Pull every line containing the word "this" out of the material below.

[Start of section]

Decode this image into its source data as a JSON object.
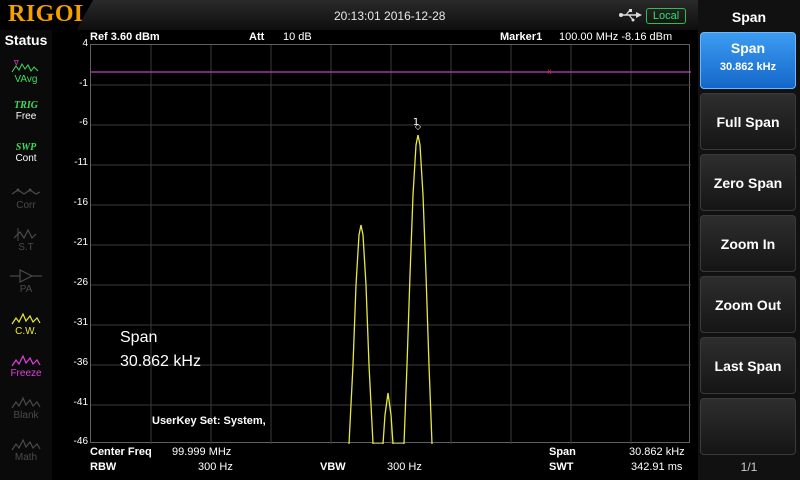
{
  "header": {
    "brand": "RIGOL",
    "datetime": "20:13:01 2016-12-28",
    "usb_icon": "usb-icon",
    "local_label": "Local"
  },
  "status_panel": {
    "title": "Status",
    "items": [
      {
        "top": "",
        "label": "VAvg",
        "icon": "avg-trace-icon",
        "color": "#3ddc5a",
        "dim": false
      },
      {
        "top": "TRIG",
        "label": "Free",
        "icon": "",
        "color": "#3ddc5a",
        "dim": false
      },
      {
        "top": "SWP",
        "label": "Cont",
        "icon": "",
        "color": "#3ddc5a",
        "dim": false
      },
      {
        "top": "",
        "label": "Corr",
        "icon": "correction-icon",
        "color": "#4a4a4a",
        "dim": true
      },
      {
        "top": "",
        "label": "S.T",
        "icon": "source-tracking-icon",
        "color": "#4a4a4a",
        "dim": true
      },
      {
        "top": "",
        "label": "PA",
        "icon": "preamp-icon",
        "color": "#4a4a4a",
        "dim": true
      },
      {
        "top": "",
        "label": "C.W.",
        "icon": "clear-write-icon",
        "color": "#e8e83a",
        "dim": false
      },
      {
        "top": "",
        "label": "Freeze",
        "icon": "freeze-icon",
        "color": "#e040e0",
        "dim": false
      },
      {
        "top": "",
        "label": "Blank",
        "icon": "blank-icon",
        "color": "#4a4a4a",
        "dim": true
      },
      {
        "top": "",
        "label": "Math",
        "icon": "math-icon",
        "color": "#4a4a4a",
        "dim": true
      }
    ]
  },
  "info_bar": {
    "ref": "Ref  3.60 dBm",
    "att": "Att",
    "att_value": "10 dB",
    "marker": "Marker1",
    "marker_value": "100.00 MHz  -8.16 dBm"
  },
  "y_ticks": [
    "4",
    "-1",
    "-6",
    "-11",
    "-16",
    "-21",
    "-26",
    "-31",
    "-36",
    "-41",
    "-46"
  ],
  "plot": {
    "marker_number": "1",
    "ref_line_color": "#c040c0",
    "trace_color": "#e8e840"
  },
  "annotation": {
    "line1": "Span",
    "line2": "30.862 kHz",
    "userkey": "UserKey Set:    System,"
  },
  "bottom": {
    "center_label": "Center Freq",
    "center_value": "99.999 MHz",
    "rbw_label": "RBW",
    "rbw_value": "300 Hz",
    "vbw_label": "VBW",
    "vbw_value": "300 Hz",
    "span_label": "Span",
    "span_value": "30.862 kHz",
    "swt_label": "SWT",
    "swt_value": "342.91 ms"
  },
  "menu": {
    "title": "Span",
    "span_label": "Span",
    "span_value": "30.862 kHz",
    "full_span": "Full Span",
    "zero_span": "Zero Span",
    "zoom_in": "Zoom In",
    "zoom_out": "Zoom Out",
    "last_span": "Last Span",
    "page": "1/1"
  }
}
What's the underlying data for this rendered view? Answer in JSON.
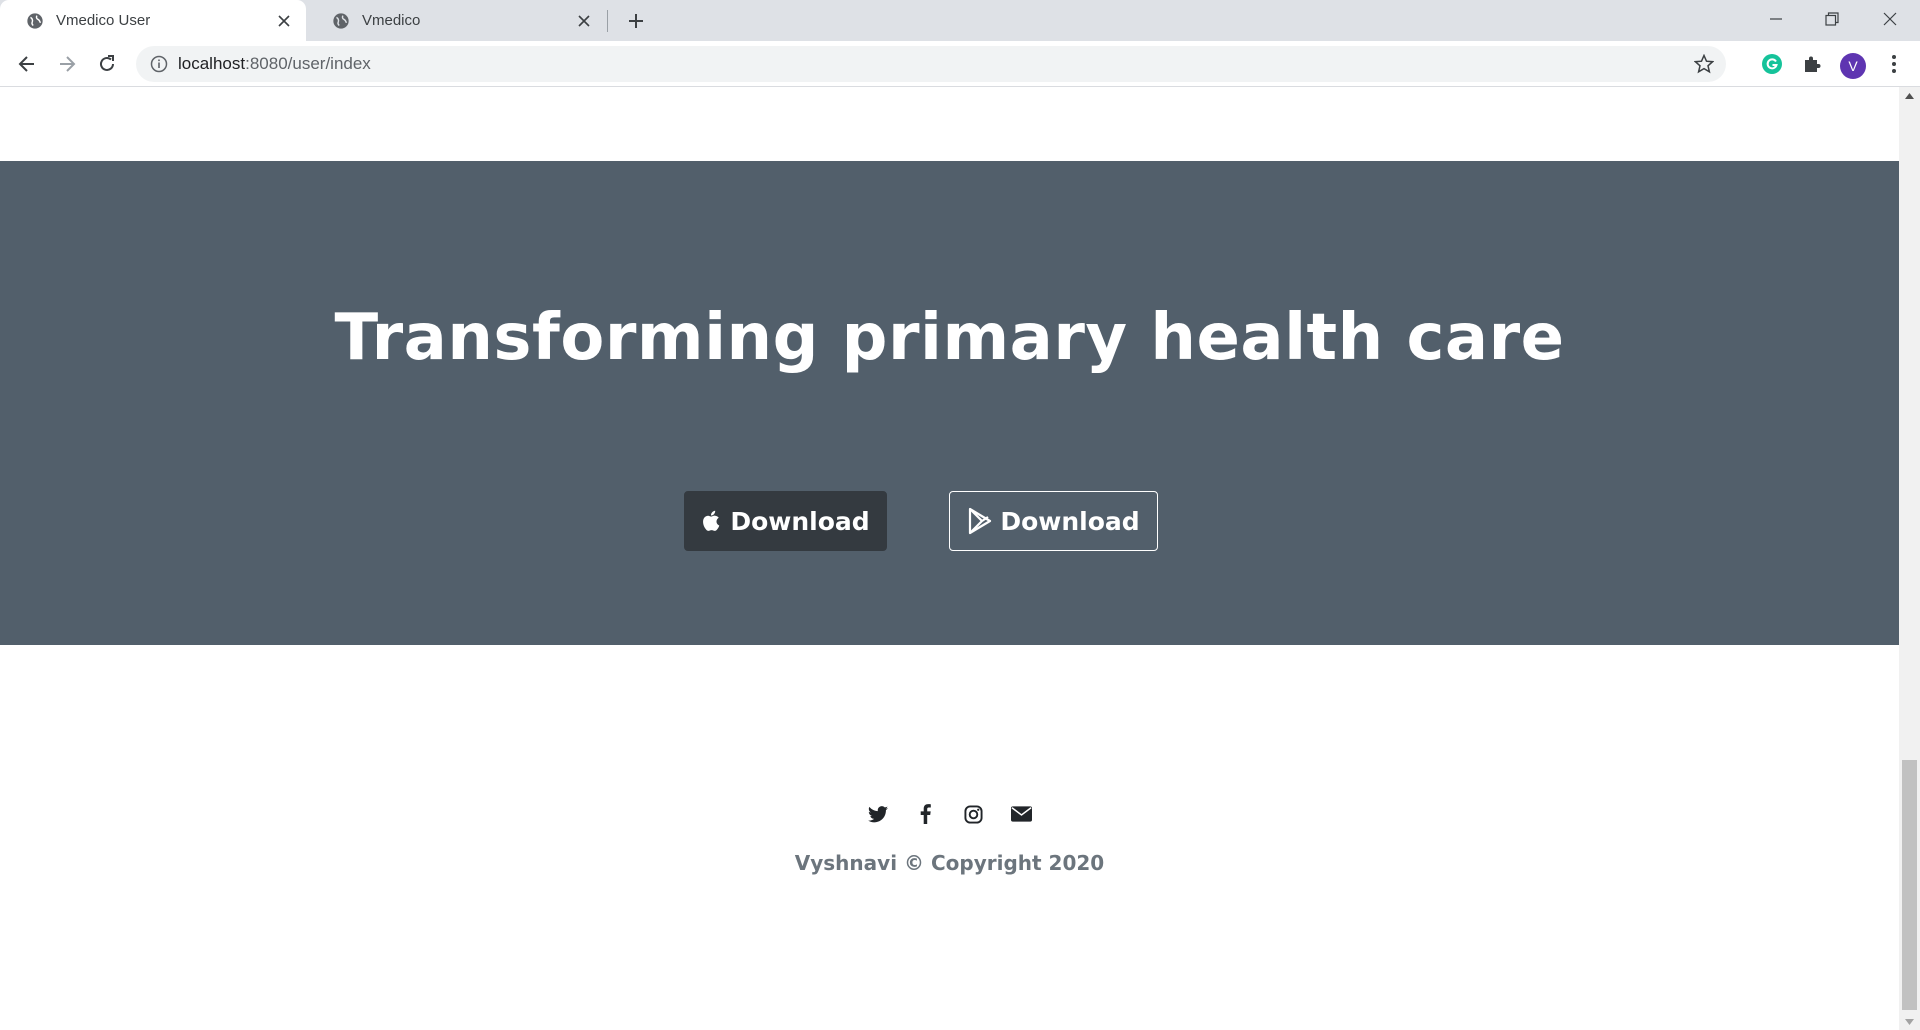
{
  "browser": {
    "tabs": [
      {
        "title": "Vmedico User",
        "active": true
      },
      {
        "title": "Vmedico",
        "active": false
      }
    ],
    "address": {
      "host": "localhost",
      "rest": ":8080/user/index"
    },
    "profile_initial": "V"
  },
  "hero": {
    "title": "Transforming primary health care",
    "apple_button_label": "Download",
    "play_button_label": "Download",
    "background_color": "#525f6b"
  },
  "footer": {
    "social_icons": [
      "twitter-icon",
      "facebook-icon",
      "instagram-icon",
      "envelope-icon"
    ],
    "copyright": "Vyshnavi © Copyright 2020"
  }
}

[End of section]

**RESPONSE BELOW**
Decode this image into its source data as a JSON object.
What's the underlying data for this rendered view? Answer in JSON.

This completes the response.